__EXERCISE__
Take every line from the records below that includes the word "data".
▼
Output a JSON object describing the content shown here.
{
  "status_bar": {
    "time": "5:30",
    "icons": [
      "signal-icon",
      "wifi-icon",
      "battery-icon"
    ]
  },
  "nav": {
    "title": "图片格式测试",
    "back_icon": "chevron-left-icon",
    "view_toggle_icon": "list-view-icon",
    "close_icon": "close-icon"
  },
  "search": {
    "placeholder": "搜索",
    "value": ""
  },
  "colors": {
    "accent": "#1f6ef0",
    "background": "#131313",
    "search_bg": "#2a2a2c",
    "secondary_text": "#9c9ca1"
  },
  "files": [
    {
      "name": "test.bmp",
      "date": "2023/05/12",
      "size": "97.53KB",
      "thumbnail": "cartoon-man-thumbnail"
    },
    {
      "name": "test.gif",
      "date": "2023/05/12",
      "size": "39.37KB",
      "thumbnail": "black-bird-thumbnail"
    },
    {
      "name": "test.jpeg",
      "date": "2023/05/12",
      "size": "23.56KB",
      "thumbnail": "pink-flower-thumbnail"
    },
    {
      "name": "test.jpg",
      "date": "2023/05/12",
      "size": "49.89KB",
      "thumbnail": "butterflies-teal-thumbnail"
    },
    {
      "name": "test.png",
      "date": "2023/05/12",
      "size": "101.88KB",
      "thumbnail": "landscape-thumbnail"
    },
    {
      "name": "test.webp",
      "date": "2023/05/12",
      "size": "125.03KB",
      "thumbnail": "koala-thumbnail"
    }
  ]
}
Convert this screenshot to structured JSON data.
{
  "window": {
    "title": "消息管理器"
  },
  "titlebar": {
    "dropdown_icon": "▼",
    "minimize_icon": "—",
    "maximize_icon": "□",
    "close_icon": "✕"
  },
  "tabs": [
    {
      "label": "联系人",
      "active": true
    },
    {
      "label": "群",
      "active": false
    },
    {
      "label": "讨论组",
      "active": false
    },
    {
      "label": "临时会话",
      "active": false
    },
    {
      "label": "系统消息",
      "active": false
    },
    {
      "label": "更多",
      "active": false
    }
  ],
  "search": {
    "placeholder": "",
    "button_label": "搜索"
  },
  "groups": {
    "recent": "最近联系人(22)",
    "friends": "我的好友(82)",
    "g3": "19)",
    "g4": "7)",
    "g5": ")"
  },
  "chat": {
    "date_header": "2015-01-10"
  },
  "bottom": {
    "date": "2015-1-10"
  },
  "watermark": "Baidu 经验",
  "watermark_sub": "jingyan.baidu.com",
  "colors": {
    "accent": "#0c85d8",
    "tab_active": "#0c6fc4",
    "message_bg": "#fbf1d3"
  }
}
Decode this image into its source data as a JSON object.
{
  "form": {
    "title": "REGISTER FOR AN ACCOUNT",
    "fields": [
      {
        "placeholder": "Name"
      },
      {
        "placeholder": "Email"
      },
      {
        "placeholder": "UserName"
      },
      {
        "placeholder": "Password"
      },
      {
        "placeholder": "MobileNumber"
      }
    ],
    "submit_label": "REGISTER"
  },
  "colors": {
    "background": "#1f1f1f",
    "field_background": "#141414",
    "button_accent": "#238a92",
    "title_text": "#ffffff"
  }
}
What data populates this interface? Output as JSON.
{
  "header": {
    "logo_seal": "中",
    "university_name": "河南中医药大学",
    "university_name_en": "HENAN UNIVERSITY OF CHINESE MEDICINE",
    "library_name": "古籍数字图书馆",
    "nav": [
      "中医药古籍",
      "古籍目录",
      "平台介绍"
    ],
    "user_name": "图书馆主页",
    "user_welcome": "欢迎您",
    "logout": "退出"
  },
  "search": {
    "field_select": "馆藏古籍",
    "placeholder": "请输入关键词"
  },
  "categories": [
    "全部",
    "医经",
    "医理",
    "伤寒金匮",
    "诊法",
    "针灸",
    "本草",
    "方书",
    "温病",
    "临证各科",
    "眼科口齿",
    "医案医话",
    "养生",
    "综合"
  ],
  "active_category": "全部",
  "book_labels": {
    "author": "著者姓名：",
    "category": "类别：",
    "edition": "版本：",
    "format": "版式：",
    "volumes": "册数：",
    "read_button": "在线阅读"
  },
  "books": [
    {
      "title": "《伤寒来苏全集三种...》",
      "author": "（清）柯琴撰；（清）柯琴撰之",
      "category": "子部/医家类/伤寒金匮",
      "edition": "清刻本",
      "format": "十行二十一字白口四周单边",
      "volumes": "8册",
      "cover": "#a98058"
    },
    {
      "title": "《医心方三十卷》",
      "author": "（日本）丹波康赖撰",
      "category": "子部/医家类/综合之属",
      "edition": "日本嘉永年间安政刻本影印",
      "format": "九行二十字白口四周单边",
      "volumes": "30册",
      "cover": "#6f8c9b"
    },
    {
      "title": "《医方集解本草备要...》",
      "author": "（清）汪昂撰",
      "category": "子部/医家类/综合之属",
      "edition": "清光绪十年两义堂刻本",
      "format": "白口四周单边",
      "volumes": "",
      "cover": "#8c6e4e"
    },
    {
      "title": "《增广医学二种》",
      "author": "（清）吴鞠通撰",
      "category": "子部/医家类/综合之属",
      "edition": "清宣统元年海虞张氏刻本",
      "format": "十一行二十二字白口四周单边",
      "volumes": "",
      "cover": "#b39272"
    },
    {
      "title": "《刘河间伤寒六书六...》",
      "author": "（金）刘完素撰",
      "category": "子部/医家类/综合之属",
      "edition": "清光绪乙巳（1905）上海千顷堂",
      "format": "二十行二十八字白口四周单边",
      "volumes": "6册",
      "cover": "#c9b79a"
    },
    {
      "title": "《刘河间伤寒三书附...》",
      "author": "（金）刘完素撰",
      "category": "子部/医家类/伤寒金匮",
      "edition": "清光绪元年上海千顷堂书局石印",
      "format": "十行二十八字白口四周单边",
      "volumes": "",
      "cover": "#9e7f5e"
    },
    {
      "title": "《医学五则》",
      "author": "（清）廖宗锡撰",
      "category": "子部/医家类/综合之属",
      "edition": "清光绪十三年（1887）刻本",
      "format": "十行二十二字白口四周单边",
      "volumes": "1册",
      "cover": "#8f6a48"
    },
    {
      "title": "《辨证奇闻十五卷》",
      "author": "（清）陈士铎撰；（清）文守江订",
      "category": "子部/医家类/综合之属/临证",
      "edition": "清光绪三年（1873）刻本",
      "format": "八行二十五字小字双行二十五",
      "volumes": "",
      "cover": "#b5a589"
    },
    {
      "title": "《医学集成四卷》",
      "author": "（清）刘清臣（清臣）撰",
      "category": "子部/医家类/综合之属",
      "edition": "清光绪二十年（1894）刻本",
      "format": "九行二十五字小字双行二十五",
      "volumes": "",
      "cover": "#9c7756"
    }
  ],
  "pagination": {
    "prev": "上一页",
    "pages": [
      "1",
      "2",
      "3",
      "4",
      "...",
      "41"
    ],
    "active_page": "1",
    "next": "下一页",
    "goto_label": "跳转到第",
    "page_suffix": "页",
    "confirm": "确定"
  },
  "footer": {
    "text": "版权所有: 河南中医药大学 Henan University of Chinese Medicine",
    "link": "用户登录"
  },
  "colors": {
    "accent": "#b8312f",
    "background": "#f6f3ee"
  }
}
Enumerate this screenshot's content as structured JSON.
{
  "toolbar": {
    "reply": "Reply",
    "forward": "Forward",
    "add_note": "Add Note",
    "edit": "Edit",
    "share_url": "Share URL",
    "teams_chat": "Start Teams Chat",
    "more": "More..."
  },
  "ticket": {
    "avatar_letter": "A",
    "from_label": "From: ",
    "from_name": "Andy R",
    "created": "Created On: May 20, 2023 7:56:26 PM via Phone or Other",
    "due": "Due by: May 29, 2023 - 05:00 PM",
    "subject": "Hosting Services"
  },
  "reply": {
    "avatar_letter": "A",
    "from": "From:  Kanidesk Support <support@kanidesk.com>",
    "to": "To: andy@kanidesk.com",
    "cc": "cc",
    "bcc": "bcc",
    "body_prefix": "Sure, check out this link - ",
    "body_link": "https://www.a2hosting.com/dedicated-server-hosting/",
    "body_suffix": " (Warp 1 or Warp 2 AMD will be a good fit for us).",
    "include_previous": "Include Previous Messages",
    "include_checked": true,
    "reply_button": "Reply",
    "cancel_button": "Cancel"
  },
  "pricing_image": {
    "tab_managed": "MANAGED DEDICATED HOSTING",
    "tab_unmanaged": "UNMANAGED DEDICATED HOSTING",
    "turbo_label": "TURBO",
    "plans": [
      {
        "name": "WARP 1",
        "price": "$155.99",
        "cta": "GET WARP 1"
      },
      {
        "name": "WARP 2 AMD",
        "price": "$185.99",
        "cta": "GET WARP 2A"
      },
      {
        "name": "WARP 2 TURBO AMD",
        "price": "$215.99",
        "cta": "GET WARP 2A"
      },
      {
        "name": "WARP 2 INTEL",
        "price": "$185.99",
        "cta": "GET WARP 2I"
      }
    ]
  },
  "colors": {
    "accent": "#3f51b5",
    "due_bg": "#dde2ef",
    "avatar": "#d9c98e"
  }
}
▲
__ANSWER BOX__
Convert this screenshot to structured JSON data.
Decode this image into its source data as a JSON object.
What data populates this interface? Output as JSON.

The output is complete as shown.